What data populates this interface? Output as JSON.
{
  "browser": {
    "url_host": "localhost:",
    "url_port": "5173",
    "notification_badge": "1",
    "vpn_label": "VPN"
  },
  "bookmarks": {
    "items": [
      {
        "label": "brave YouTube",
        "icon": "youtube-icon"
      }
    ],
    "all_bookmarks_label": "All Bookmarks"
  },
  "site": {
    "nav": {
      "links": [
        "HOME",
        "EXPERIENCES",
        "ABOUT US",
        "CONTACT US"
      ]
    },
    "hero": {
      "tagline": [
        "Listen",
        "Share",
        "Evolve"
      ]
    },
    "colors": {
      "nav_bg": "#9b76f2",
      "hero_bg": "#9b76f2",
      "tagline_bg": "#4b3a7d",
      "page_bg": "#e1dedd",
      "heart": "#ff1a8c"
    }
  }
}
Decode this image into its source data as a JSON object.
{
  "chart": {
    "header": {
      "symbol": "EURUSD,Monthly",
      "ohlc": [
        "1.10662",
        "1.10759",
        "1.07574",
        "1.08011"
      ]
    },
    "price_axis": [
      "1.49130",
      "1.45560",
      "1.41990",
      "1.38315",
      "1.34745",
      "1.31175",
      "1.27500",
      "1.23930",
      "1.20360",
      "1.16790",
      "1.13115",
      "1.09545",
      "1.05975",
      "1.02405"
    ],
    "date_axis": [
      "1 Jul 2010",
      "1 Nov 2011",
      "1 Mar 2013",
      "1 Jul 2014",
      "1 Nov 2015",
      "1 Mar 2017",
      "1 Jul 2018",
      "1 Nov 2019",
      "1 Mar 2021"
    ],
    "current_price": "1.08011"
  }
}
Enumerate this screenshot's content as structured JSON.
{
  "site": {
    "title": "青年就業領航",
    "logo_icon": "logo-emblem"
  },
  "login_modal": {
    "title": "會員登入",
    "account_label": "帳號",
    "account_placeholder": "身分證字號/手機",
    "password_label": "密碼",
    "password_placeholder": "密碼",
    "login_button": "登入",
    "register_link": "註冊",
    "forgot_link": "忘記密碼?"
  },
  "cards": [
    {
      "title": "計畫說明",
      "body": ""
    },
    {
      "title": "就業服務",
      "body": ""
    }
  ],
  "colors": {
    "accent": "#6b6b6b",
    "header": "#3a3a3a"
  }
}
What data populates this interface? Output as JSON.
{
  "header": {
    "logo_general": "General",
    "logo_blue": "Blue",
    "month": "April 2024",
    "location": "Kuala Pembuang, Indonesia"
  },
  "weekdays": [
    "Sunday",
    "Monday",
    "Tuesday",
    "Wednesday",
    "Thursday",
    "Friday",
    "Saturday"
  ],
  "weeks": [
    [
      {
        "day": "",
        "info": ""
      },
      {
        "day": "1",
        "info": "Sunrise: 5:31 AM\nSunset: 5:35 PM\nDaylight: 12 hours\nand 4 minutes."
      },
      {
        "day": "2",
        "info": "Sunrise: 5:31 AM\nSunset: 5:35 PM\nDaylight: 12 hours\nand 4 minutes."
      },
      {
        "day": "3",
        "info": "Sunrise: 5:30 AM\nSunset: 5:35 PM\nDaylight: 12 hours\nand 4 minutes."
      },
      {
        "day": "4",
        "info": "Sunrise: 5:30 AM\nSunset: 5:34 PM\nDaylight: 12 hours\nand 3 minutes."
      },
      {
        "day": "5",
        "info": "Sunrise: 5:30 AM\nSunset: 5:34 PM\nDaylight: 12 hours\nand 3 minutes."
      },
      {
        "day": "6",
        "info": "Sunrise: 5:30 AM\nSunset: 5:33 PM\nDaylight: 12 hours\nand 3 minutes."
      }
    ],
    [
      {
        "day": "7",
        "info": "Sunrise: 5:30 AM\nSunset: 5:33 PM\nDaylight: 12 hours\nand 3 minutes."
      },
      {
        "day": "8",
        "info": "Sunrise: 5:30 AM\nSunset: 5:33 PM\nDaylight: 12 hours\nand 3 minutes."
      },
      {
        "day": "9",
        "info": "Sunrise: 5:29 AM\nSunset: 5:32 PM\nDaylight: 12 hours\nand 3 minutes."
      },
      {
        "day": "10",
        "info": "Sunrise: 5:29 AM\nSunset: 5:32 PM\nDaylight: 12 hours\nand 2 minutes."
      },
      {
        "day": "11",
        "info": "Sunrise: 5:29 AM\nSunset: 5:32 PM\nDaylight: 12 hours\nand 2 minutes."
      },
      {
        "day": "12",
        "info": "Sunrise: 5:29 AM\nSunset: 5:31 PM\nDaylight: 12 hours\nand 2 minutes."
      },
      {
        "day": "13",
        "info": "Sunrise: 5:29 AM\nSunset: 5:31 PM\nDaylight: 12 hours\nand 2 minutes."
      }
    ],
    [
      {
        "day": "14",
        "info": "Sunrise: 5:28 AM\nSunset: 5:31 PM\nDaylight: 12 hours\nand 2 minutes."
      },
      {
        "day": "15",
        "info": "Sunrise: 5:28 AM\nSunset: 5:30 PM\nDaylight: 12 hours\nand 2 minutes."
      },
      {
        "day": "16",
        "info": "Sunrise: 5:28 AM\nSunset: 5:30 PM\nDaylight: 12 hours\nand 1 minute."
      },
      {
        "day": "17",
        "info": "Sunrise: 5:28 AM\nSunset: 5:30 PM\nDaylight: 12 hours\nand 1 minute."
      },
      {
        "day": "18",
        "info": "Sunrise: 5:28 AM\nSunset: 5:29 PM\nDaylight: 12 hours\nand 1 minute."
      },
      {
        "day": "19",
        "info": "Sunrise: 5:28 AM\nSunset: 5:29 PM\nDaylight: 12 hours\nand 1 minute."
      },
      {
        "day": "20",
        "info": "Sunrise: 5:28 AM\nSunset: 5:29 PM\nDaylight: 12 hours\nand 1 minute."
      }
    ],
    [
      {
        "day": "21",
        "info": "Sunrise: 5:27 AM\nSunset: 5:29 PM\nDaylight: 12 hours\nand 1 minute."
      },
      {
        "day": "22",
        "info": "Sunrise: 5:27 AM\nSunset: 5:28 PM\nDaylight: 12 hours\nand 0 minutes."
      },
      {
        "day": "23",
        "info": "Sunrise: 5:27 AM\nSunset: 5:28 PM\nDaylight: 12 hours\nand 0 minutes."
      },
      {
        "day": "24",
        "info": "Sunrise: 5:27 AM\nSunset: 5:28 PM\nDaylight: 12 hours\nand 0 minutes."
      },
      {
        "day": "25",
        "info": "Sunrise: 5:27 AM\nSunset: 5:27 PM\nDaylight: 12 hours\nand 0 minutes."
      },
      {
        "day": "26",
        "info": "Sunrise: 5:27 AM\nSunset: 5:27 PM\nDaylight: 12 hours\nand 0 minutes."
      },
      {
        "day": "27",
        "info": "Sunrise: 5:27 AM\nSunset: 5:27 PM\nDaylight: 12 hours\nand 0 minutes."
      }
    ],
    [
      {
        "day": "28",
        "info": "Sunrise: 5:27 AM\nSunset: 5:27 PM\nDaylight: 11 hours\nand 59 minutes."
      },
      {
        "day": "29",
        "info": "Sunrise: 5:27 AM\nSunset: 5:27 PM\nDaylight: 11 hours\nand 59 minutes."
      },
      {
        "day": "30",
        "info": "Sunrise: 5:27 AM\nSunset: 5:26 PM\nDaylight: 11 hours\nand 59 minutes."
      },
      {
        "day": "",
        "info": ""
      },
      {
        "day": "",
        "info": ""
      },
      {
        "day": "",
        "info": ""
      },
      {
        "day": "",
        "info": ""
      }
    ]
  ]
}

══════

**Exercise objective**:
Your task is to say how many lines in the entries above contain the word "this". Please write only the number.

**Solution**:
4